Holding Pattern

Photo by Leonardo Yip on Unsplash

Life these days reminds me of the film, Groundhog Day, in which Bill Murray’s character becomes stuck in a time-loop, and he is forced to live the same day over and over again. There is so little variance in daily life under COVID; it all feels the same. Our social circles are tiny, if not non-existent; we meet with colleagues via Zoom or Teams and rarely see people in person. Many of our activities occur within the walls of our own homes. I sometimes feel like a passenger gazing out of the window of a plane, circling above the airport, waiting for permission to land: waiting for “life” to start again.

We recently marked one year of living under COVID restrictions, and despite the many challenges, I have been reflecting upon the unexpected benefits. I can take my daughter to school in the morning and I am here when she arrives home. I no longer make the commute twice a day; and it is an easy transition from ending work to beginning our evening routine. My workplace has fully adapted to online collaboration, something which normally would have taken another decade, or more, to come to fruition. Our lives generally move at a slower pace. Less driving. Less commitment. Less rushing.

My main source of joy at the moment is spending time outside with friends and family in nature. We cannot currently do any of the things that we would normally do, such as travel, gather for dinner, or attend events, so the outdoors has become our playground. There is something so nourishing about being outside together. We hike and explore in sun, rain and snow. All it requires is a pair of waterproof hiking boots, a warm jacket and a trail app. My daughter has also become quite the little walker, so it is something we now look forward to doing together. There is so much beauty to discover in our local area, surrounded by trees, water and sky.

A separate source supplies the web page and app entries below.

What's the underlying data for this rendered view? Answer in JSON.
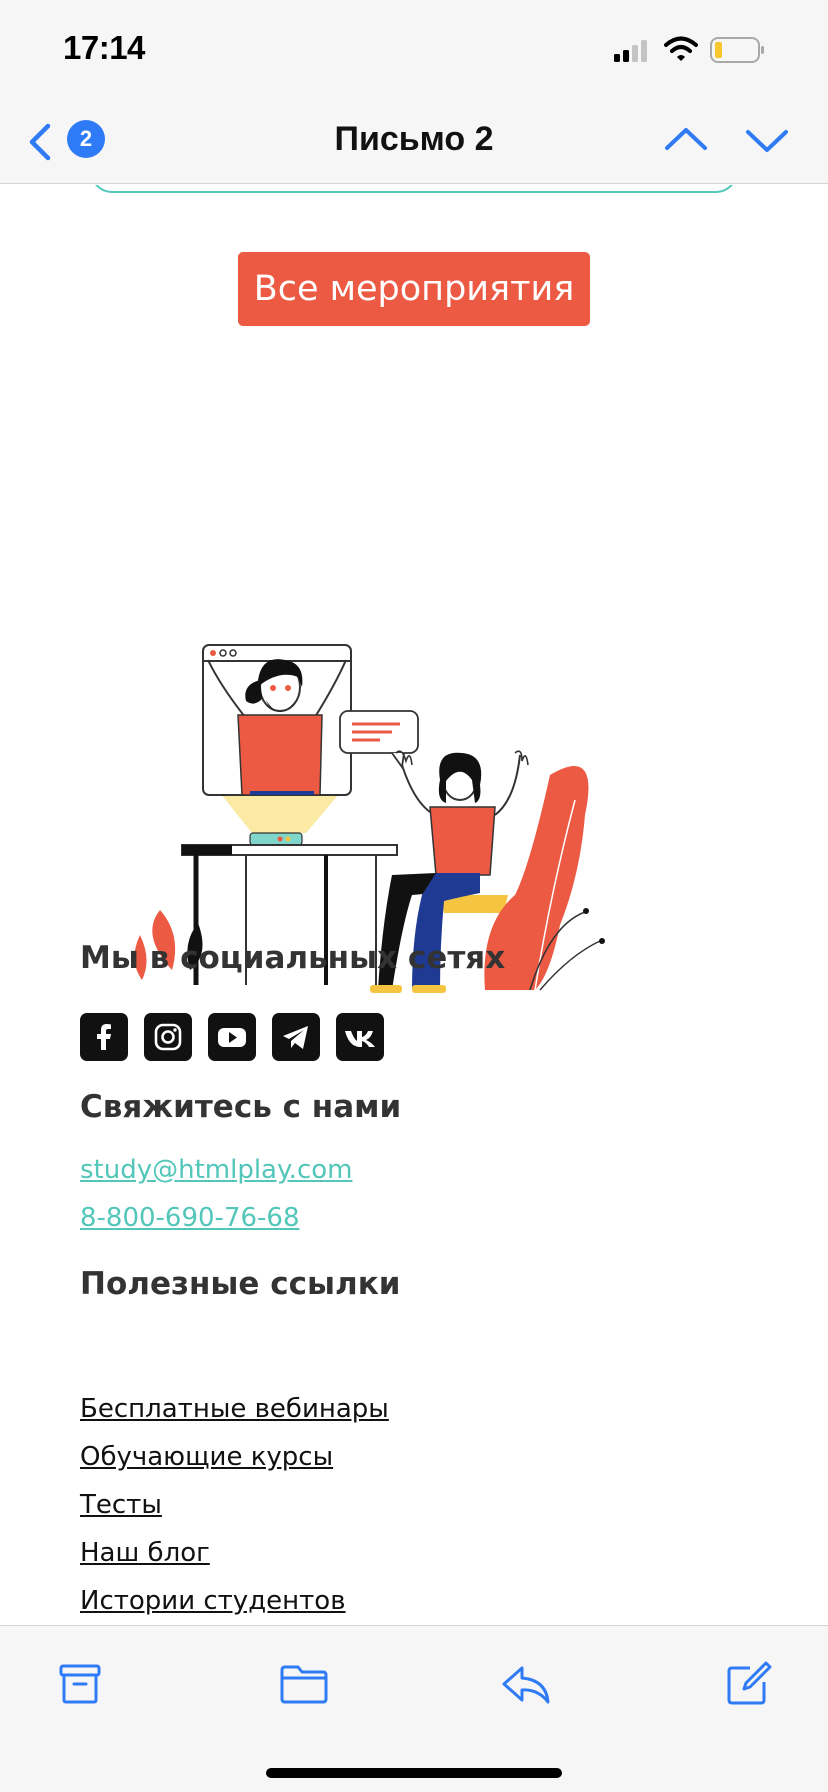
{
  "status_bar": {
    "time": "17:14",
    "icons": [
      "cellular-signal-icon",
      "wifi-icon",
      "battery-icon"
    ]
  },
  "nav": {
    "title": "Письмо 2",
    "unread_count": "2",
    "icons": [
      "back-chevron-icon",
      "previous-message-icon",
      "next-message-icon"
    ],
    "accent_color": "#2f7bf5"
  },
  "main": {
    "events_button_label": "Все мероприятия",
    "button_color": "#ec5a44",
    "illustration": "online-webinar-illustration"
  },
  "social": {
    "heading": "Мы в социальных сетях",
    "networks": [
      "facebook-icon",
      "instagram-icon",
      "youtube-icon",
      "telegram-icon",
      "vk-icon"
    ]
  },
  "contacts": {
    "heading": "Свяжитесь с нами",
    "email": "study@htmlplay.com",
    "phone": "8-800-690-76-68",
    "link_color": "#52c6b9"
  },
  "useful_links": {
    "heading": "Полезные ссылки",
    "items": [
      "Бесплатные вебинары",
      "Обучающие курсы",
      "Тесты",
      "Наш блог",
      "Истории студентов"
    ]
  },
  "toolbar": {
    "icons": [
      "archive-icon",
      "move-to-folder-icon",
      "reply-icon",
      "compose-icon"
    ]
  }
}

I have also discovered the joy of cold swimming. This global phenomenon gained traction at the start of the pandemic when people sought new ways to connect and combat depression. Coldwater therapy is known to support a range of health benefits, such as promoting good mental health, boosting the immune system, enhancing circulation, reducing stress and inflammation. I am hooked. I regularly meet with my friend for a weekly plunge in the ocean and it is always a fun and memorable experience. Not only is it a wonderful opportunity to catch up but my body feels electric all day after a swim.

Although “regular life” currently feels like it is on hold, I am grateful for the opportunity to discover new ways of spending time with loved ones, despite the restrictions. Nature is a remarkable phenomenon that should not be taken for grated. This pandemic has taught me to appreciate each and every day and to seek joy in unexpected places. I have also been reminded of how precious our natural surroundings are and how we all need to work together to actively protect these gifts: both for ourselves and for generations to come.